[Material for the task Boundary: Start]

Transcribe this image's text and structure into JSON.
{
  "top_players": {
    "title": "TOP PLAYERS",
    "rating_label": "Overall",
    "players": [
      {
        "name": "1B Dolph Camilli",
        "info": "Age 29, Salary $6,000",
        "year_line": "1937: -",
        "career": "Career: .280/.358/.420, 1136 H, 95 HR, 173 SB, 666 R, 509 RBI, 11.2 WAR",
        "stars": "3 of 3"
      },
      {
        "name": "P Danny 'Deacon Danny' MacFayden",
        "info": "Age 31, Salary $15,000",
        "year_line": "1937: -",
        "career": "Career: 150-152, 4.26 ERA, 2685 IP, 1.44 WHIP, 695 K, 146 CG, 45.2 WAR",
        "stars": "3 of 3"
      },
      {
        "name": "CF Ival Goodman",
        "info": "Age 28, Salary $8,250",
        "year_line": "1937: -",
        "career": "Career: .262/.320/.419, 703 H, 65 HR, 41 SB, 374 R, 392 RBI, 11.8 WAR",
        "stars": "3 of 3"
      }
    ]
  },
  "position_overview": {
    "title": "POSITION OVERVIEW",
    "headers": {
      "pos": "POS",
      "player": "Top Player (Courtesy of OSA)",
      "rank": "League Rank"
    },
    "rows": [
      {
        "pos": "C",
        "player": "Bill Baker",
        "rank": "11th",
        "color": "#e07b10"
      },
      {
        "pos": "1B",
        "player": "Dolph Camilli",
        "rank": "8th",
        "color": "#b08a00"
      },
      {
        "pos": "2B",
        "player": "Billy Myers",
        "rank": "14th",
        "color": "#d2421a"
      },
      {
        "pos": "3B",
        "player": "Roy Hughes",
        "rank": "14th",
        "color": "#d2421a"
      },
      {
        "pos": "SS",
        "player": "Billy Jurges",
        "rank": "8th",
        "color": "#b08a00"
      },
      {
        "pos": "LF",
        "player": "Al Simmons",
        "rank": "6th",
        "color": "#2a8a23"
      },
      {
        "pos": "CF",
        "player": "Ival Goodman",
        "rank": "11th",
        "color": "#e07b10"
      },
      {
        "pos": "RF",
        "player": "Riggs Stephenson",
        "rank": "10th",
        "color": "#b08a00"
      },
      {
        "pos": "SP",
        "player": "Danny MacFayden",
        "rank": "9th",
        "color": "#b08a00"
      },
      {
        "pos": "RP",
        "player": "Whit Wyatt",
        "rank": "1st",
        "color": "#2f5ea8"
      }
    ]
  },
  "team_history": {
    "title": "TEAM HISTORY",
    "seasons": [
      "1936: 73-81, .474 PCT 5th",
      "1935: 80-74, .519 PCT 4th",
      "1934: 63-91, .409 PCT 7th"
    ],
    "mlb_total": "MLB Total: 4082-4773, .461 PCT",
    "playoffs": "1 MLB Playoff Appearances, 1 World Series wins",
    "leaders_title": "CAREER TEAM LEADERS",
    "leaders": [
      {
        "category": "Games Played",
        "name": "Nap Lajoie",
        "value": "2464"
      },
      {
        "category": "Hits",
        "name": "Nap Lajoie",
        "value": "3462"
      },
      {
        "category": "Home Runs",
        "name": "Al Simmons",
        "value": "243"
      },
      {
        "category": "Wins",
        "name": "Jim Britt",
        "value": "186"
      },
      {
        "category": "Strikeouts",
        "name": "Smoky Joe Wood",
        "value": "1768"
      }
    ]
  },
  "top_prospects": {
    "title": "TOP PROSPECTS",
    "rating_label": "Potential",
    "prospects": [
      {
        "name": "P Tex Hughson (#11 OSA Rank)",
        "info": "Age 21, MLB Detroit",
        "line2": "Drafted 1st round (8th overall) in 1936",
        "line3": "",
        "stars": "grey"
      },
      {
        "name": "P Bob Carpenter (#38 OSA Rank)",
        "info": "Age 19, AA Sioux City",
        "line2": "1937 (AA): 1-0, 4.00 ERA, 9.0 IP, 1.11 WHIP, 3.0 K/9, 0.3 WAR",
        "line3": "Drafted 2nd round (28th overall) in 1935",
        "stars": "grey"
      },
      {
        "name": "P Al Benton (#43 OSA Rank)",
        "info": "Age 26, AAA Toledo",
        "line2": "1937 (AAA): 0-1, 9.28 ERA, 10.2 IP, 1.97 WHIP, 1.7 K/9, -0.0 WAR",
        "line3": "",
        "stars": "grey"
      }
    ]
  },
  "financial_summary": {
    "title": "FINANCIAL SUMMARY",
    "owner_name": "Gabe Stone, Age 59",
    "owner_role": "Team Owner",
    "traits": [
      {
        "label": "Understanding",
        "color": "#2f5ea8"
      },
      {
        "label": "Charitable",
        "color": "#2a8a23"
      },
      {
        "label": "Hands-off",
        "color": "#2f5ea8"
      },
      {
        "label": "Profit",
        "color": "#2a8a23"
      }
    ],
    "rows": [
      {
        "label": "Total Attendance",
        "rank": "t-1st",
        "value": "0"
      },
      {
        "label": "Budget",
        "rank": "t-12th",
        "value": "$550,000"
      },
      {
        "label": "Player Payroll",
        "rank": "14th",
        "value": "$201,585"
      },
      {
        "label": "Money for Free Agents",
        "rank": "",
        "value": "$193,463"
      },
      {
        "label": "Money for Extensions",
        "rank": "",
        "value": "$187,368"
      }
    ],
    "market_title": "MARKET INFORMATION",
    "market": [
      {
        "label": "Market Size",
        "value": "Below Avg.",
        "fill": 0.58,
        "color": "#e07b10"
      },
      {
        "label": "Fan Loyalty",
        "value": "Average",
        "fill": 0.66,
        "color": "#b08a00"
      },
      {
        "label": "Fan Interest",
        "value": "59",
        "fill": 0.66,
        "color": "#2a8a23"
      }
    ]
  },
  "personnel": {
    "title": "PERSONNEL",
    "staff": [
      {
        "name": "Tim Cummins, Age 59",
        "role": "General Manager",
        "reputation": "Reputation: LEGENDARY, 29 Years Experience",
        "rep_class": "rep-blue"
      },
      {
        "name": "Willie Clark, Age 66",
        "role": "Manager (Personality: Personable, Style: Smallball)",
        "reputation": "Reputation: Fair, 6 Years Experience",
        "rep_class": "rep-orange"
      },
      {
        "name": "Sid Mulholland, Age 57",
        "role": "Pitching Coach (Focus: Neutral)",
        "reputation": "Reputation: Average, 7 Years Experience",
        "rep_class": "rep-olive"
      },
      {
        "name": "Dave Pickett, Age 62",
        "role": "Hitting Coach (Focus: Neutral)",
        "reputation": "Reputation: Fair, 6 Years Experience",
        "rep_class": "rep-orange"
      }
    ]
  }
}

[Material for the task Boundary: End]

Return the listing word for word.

■ Reply:
Transcribe this image's text and structure into JSON.
{
  "top_players": {
    "title": "TOP PLAYERS",
    "rating_label": "Overall",
    "players": [
      {
        "name": "1B Dolph Camilli",
        "info": "Age 29, Salary $6,000",
        "year_line": "1937: -",
        "career": "Career: .280/.358/.420, 1136 H, 95 HR, 173 SB, 666 R, 509 RBI, 11.2 WAR",
        "stars": "3 of 3"
      },
      {
        "name": "P Danny 'Deacon Danny' MacFayden",
        "info": "Age 31, Salary $15,000",
        "year_line": "1937: -",
        "career": "Career: 150-152, 4.26 ERA, 2685 IP, 1.44 WHIP, 695 K, 146 CG, 45.2 WAR",
        "stars": "3 of 3"
      },
      {
        "name": "CF Ival Goodman",
        "info": "Age 28, Salary $8,250",
        "year_line": "1937: -",
        "career": "Career: .262/.320/.419, 703 H, 65 HR, 41 SB, 374 R, 392 RBI, 11.8 WAR",
        "stars": "3 of 3"
      }
    ]
  },
  "position_overview": {
    "title": "POSITION OVERVIEW",
    "headers": {
      "pos": "POS",
      "player": "Top Player (Courtesy of OSA)",
      "rank": "League Rank"
    },
    "rows": [
      {
        "pos": "C",
        "player": "Bill Baker",
        "rank": "11th",
        "color": "#e07b10"
      },
      {
        "pos": "1B",
        "player": "Dolph Camilli",
        "rank": "8th",
        "color": "#b08a00"
      },
      {
        "pos": "2B",
        "player": "Billy Myers",
        "rank": "14th",
        "color": "#d2421a"
      },
      {
        "pos": "3B",
        "player": "Roy Hughes",
        "rank": "14th",
        "color": "#d2421a"
      },
      {
        "pos": "SS",
        "player": "Billy Jurges",
        "rank": "8th",
        "color": "#b08a00"
      },
      {
        "pos": "LF",
        "player": "Al Simmons",
        "rank": "6th",
        "color": "#2a8a23"
      },
      {
        "pos": "CF",
        "player": "Ival Goodman",
        "rank": "11th",
        "color": "#e07b10"
      },
      {
        "pos": "RF",
        "player": "Riggs Stephenson",
        "rank": "10th",
        "color": "#b08a00"
      },
      {
        "pos": "SP",
        "player": "Danny MacFayden",
        "rank": "9th",
        "color": "#b08a00"
      },
      {
        "pos": "RP",
        "player": "Whit Wyatt",
        "rank": "1st",
        "color": "#2f5ea8"
      }
    ]
  },
  "team_history": {
    "title": "TEAM HISTORY",
    "seasons": [
      "1936: 73-81, .474 PCT 5th",
      "1935: 80-74, .519 PCT 4th",
      "1934: 63-91, .409 PCT 7th"
    ],
    "mlb_total": "MLB Total: 4082-4773, .461 PCT",
    "playoffs": "1 MLB Playoff Appearances, 1 World Series wins",
    "leaders_title": "CAREER TEAM LEADERS",
    "leaders": [
      {
        "category": "Games Played",
        "name": "Nap Lajoie",
        "value": "2464"
      },
      {
        "category": "Hits",
        "name": "Nap Lajoie",
        "value": "3462"
      },
      {
        "category": "Home Runs",
        "name": "Al Simmons",
        "value": "243"
      },
      {
        "category": "Wins",
        "name": "Jim Britt",
        "value": "186"
      },
      {
        "category": "Strikeouts",
        "name": "Smoky Joe Wood",
        "value": "1768"
      }
    ]
  },
  "top_prospects": {
    "title": "TOP PROSPECTS",
    "rating_label": "Potential",
    "prospects": [
      {
        "name": "P Tex Hughson (#11 OSA Rank)",
        "info": "Age 21, MLB Detroit",
        "line2": "Drafted 1st round (8th overall) in 1936",
        "line3": "",
        "stars": "grey"
      },
      {
        "name": "P Bob Carpenter (#38 OSA Rank)",
        "info": "Age 19, AA Sioux City",
        "line2": "1937 (AA): 1-0, 4.00 ERA, 9.0 IP, 1.11 WHIP, 3.0 K/9, 0.3 WAR",
        "line3": "Drafted 2nd round (28th overall) in 1935",
        "stars": "grey"
      },
      {
        "name": "P Al Benton (#43 OSA Rank)",
        "info": "Age 26, AAA Toledo",
        "line2": "1937 (AAA): 0-1, 9.28 ERA, 10.2 IP, 1.97 WHIP, 1.7 K/9, -0.0 WAR",
        "line3": "",
        "stars": "grey"
      }
    ]
  },
  "financial_summary": {
    "title": "FINANCIAL SUMMARY",
    "owner_name": "Gabe Stone, Age 59",
    "owner_role": "Team Owner",
    "traits": [
      {
        "label": "Understanding",
        "color": "#2f5ea8"
      },
      {
        "label": "Charitable",
        "color": "#2a8a23"
      },
      {
        "label": "Hands-off",
        "color": "#2f5ea8"
      },
      {
        "label": "Profit",
        "color": "#2a8a23"
      }
    ],
    "rows": [
      {
        "label": "Total Attendance",
        "rank": "t-1st",
        "value": "0"
      },
      {
        "label": "Budget",
        "rank": "t-12th",
        "value": "$550,000"
      },
      {
        "label": "Player Payroll",
        "rank": "14th",
        "value": "$201,585"
      },
      {
        "label": "Money for Free Agents",
        "rank": "",
        "value": "$193,463"
      },
      {
        "label": "Money for Extensions",
        "rank": "",
        "value": "$187,368"
      }
    ],
    "market_title": "MARKET INFORMATION",
    "market": [
      {
        "label": "Market Size",
        "value": "Below Avg.",
        "fill": 0.58,
        "color": "#e07b10"
      },
      {
        "label": "Fan Loyalty",
        "value": "Average",
        "fill": 0.66,
        "color": "#b08a00"
      },
      {
        "label": "Fan Interest",
        "value": "59",
        "fill": 0.66,
        "color": "#2a8a23"
      }
    ]
  },
  "personnel": {
    "title": "PERSONNEL",
    "staff": [
      {
        "name": "Tim Cummins, Age 59",
        "role": "General Manager",
        "reputation": "Reputation: LEGENDARY, 29 Years Experience",
        "rep_class": "rep-blue"
      },
      {
        "name": "Willie Clark, Age 66",
        "role": "Manager (Personality: Personable, Style: Smallball)",
        "reputation": "Reputation: Fair, 6 Years Experience",
        "rep_class": "rep-orange"
      },
      {
        "name": "Sid Mulholland, Age 57",
        "role": "Pitching Coach (Focus: Neutral)",
        "reputation": "Reputation: Average, 7 Years Experience",
        "rep_class": "rep-olive"
      },
      {
        "name": "Dave Pickett, Age 62",
        "role": "Hitting Coach (Focus: Neutral)",
        "reputation": "Reputation: Fair, 6 Years Experience",
        "rep_class": "rep-orange"
      }
    ]
  }
}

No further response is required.